• EXERCISE:
Your job is to write out each record exactly, leaving none out.

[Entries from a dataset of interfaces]
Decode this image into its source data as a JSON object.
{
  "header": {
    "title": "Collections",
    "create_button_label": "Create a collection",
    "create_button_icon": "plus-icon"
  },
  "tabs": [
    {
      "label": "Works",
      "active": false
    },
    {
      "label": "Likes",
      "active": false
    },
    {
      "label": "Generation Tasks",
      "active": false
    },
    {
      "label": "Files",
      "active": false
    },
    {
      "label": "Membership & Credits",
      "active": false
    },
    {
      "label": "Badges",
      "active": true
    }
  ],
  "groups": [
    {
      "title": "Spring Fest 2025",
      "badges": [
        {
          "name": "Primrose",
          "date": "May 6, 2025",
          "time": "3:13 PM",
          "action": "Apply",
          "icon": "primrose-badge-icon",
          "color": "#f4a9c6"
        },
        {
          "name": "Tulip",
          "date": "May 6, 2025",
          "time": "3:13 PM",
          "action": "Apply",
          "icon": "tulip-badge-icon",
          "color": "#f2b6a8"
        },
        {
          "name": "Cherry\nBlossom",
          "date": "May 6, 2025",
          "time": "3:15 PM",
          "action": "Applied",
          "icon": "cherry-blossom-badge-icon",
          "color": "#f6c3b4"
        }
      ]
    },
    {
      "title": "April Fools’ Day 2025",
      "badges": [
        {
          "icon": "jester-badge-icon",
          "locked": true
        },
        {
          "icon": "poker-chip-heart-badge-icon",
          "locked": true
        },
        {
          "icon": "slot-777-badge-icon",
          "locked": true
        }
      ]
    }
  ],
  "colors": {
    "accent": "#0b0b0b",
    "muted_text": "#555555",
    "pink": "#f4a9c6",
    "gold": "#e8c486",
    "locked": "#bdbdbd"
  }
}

• RESULT:
Decode this image into its source data as a JSON object.
{
  "header": {
    "title": "Collections",
    "create_button_label": "Create a collection",
    "create_button_icon": "plus-icon"
  },
  "tabs": [
    {
      "label": "Works",
      "active": false
    },
    {
      "label": "Likes",
      "active": false
    },
    {
      "label": "Generation Tasks",
      "active": false
    },
    {
      "label": "Files",
      "active": false
    },
    {
      "label": "Membership & Credits",
      "active": false
    },
    {
      "label": "Badges",
      "active": true
    }
  ],
  "groups": [
    {
      "title": "Spring Fest 2025",
      "badges": [
        {
          "name": "Primrose",
          "date": "May 6, 2025",
          "time": "3:13 PM",
          "action": "Apply",
          "icon": "primrose-badge-icon",
          "color": "#f4a9c6"
        },
        {
          "name": "Tulip",
          "date": "May 6, 2025",
          "time": "3:13 PM",
          "action": "Apply",
          "icon": "tulip-badge-icon",
          "color": "#f2b6a8"
        },
        {
          "name": "Cherry\nBlossom",
          "date": "May 6, 2025",
          "time": "3:15 PM",
          "action": "Applied",
          "icon": "cherry-blossom-badge-icon",
          "color": "#f6c3b4"
        }
      ]
    },
    {
      "title": "April Fools’ Day 2025",
      "badges": [
        {
          "icon": "jester-badge-icon",
          "locked": true
        },
        {
          "icon": "poker-chip-heart-badge-icon",
          "locked": true
        },
        {
          "icon": "slot-777-badge-icon",
          "locked": true
        }
      ]
    }
  ],
  "colors": {
    "accent": "#0b0b0b",
    "muted_text": "#555555",
    "pink": "#f4a9c6",
    "gold": "#e8c486",
    "locked": "#bdbdbd"
  }
}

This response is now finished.